* Data to use *
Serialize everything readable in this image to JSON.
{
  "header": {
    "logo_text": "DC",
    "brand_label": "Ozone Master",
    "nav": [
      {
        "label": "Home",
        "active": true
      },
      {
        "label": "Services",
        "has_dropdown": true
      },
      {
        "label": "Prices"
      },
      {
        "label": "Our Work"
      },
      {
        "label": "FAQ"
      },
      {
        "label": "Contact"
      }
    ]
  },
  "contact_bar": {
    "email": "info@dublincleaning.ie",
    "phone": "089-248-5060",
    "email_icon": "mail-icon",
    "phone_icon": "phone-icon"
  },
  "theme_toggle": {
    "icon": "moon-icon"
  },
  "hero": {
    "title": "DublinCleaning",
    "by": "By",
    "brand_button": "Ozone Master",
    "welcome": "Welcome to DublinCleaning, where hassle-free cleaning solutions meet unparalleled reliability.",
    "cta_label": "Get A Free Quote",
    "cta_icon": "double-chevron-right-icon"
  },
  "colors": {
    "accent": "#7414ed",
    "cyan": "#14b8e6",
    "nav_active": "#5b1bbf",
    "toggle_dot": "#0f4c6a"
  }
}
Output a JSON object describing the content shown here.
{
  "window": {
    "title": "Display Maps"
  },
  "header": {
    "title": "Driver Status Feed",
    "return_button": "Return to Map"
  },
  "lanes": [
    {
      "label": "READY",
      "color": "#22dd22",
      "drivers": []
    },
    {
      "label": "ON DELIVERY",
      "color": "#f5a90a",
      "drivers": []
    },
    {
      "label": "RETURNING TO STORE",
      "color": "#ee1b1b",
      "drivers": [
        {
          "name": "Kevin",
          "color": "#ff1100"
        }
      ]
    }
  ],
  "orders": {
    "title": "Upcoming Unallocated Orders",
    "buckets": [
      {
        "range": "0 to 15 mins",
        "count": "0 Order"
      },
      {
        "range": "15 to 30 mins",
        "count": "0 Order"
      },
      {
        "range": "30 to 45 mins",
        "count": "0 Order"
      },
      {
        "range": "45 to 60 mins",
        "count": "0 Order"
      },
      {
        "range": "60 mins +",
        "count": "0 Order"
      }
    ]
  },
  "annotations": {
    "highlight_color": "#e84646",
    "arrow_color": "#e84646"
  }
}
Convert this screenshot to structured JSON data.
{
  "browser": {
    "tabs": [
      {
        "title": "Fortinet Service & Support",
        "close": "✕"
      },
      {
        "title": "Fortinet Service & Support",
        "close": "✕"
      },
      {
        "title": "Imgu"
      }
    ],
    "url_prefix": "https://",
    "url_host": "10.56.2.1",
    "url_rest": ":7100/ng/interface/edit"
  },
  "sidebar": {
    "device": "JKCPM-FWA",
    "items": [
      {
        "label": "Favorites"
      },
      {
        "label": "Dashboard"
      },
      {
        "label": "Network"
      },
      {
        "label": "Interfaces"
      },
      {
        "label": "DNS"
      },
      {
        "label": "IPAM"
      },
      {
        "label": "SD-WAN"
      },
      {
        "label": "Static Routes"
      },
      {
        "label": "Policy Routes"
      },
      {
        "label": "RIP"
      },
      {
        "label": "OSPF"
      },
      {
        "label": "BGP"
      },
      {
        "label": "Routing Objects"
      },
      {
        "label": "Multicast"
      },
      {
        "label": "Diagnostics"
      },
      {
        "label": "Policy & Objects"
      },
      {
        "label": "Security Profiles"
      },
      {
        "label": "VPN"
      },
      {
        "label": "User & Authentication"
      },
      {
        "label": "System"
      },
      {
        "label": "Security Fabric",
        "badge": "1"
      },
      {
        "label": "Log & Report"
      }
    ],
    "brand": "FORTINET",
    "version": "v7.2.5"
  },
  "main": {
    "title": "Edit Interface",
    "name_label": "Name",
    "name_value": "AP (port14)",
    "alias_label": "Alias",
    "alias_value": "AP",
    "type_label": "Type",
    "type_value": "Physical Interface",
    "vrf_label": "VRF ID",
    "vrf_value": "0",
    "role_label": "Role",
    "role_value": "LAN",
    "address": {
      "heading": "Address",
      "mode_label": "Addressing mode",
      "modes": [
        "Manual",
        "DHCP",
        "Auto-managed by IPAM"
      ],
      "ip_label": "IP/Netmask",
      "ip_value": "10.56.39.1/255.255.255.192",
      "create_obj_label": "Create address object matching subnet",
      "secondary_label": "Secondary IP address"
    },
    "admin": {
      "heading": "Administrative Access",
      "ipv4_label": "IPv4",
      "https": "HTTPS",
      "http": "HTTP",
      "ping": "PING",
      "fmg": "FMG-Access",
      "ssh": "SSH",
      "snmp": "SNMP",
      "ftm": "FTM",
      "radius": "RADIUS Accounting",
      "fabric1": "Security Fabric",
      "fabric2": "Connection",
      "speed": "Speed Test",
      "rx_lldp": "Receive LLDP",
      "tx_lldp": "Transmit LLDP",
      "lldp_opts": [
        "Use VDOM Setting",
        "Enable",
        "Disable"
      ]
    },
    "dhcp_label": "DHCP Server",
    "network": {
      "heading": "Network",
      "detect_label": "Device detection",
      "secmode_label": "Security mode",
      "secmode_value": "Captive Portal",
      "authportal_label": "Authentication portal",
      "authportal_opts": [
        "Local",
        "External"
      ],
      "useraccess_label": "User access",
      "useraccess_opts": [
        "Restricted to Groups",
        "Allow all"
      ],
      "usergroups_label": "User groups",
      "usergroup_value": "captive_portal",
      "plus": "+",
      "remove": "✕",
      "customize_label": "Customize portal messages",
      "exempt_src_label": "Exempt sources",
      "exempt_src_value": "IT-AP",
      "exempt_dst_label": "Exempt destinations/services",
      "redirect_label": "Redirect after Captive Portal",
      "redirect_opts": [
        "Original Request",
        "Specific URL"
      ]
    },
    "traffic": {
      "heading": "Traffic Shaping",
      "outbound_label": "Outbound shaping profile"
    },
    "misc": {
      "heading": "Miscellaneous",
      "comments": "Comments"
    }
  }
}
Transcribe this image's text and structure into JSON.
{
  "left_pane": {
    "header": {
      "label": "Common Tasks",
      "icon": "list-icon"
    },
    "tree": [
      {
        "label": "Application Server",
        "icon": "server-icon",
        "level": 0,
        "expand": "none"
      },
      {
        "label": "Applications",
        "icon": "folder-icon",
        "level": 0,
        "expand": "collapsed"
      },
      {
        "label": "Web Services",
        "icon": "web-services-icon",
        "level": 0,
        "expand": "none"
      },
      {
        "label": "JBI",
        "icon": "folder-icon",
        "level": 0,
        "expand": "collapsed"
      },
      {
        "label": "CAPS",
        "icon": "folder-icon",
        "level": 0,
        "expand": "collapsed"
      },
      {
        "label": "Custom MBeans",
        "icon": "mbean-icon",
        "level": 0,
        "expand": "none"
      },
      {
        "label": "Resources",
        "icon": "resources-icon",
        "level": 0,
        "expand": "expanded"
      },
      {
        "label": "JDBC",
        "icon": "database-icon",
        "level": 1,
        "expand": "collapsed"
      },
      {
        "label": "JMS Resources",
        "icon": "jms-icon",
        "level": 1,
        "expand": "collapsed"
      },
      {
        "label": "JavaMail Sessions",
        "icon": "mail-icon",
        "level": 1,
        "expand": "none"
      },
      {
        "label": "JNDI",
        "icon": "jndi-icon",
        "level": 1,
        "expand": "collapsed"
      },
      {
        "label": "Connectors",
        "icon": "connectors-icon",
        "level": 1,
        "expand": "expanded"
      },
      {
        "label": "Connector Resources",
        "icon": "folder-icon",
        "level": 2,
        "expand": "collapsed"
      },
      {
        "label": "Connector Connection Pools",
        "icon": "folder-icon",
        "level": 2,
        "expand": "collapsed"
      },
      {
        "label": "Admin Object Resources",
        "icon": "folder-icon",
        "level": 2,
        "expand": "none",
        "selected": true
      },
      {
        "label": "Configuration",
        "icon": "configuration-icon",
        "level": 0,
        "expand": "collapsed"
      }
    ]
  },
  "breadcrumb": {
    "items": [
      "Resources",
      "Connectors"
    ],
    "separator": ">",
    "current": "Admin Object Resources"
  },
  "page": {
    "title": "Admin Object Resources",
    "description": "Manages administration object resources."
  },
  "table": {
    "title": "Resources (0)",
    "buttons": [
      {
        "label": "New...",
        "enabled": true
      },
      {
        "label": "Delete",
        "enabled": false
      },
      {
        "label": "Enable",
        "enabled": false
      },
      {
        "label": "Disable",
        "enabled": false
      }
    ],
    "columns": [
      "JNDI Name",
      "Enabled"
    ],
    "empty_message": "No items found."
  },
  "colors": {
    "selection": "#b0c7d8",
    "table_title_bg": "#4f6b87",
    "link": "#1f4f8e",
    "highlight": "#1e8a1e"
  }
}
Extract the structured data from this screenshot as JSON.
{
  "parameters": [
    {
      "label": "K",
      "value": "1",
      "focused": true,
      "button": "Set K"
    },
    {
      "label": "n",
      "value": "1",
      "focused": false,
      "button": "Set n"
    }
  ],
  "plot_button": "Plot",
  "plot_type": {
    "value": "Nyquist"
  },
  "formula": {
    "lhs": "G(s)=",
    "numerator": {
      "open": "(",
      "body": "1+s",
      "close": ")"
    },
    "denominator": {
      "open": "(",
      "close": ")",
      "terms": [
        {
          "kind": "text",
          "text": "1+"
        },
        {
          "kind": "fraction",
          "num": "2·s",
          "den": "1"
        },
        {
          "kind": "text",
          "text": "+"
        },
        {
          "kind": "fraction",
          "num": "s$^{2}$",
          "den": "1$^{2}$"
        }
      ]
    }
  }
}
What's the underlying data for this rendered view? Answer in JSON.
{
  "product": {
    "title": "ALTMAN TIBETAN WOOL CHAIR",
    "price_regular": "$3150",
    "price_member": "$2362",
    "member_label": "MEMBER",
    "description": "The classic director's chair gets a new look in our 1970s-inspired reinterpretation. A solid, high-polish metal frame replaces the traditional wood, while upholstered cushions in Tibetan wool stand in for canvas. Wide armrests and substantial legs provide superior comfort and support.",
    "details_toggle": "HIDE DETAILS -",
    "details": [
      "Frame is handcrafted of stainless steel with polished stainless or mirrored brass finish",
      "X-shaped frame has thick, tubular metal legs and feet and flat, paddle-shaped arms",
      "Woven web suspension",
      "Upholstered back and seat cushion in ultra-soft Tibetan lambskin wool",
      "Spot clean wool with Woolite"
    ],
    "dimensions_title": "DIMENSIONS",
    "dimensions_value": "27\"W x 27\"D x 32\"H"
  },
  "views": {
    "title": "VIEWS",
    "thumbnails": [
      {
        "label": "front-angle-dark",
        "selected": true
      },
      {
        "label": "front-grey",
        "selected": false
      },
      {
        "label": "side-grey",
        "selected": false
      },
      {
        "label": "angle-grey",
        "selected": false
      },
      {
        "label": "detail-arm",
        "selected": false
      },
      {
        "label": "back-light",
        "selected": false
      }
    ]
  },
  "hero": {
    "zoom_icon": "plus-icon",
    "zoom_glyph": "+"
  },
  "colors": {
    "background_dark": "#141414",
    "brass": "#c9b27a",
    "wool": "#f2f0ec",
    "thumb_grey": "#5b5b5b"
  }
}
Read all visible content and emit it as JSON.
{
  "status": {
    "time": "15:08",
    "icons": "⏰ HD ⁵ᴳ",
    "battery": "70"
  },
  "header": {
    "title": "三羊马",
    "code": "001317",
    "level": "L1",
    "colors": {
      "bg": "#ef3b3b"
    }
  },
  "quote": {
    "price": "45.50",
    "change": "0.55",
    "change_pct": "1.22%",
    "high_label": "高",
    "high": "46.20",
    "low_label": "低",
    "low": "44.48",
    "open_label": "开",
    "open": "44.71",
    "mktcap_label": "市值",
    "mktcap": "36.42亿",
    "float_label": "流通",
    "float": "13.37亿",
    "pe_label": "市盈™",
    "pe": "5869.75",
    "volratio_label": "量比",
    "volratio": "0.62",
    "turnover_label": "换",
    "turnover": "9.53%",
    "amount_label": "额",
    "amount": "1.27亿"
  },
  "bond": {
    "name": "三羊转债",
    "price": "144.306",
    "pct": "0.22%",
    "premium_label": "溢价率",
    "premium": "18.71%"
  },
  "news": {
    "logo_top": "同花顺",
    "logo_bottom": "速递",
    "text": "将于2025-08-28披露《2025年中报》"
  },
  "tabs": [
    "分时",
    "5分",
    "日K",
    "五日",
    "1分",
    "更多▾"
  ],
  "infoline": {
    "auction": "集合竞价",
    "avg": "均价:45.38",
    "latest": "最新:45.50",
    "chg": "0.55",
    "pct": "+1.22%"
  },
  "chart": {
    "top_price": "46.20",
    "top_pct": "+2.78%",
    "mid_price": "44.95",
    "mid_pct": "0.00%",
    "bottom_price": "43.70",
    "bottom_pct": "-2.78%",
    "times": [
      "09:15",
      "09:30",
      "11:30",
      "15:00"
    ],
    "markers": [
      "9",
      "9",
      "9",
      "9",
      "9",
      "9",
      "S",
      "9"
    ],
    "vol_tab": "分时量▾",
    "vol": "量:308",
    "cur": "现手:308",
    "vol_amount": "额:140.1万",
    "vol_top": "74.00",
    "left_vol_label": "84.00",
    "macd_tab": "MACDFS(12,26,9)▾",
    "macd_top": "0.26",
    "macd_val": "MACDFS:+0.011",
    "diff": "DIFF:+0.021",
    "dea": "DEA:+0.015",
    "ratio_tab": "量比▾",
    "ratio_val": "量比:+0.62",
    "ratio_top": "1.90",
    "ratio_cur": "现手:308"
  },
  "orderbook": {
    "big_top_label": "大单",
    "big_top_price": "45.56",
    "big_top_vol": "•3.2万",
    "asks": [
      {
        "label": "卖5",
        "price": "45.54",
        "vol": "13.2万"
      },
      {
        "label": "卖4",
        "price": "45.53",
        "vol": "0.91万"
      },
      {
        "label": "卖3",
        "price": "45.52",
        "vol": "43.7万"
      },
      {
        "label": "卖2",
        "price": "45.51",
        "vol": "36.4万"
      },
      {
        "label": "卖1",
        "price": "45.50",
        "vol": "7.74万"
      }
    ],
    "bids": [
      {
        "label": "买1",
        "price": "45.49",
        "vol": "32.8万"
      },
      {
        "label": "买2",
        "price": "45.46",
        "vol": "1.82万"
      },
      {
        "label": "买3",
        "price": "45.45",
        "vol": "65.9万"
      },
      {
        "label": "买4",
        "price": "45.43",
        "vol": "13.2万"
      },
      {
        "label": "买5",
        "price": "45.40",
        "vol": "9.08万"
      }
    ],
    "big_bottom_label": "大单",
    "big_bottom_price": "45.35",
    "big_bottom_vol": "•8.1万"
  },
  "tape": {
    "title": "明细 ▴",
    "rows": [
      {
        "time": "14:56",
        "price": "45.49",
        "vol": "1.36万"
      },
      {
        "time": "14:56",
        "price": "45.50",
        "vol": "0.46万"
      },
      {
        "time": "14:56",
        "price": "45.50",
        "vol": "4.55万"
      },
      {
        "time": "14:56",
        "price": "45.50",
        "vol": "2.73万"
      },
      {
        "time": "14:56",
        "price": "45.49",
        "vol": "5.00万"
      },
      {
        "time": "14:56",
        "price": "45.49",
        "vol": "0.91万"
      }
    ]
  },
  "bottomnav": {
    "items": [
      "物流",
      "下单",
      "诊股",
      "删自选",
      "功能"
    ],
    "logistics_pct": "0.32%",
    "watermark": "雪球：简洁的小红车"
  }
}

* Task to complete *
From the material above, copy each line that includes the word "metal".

* Solution to the problem *
    "description": "The classic director's chair gets a new look in our 1970s-inspired reinterpretation. A solid, high-polish metal frame replaces the traditional wood, while upholstered cushions in Tibetan wool stand in for canvas. Wide armrests and substantial legs provide superior comfort and support.",
      "X-shaped frame has thick, tubular metal legs and feet and flat, paddle-shaped arms",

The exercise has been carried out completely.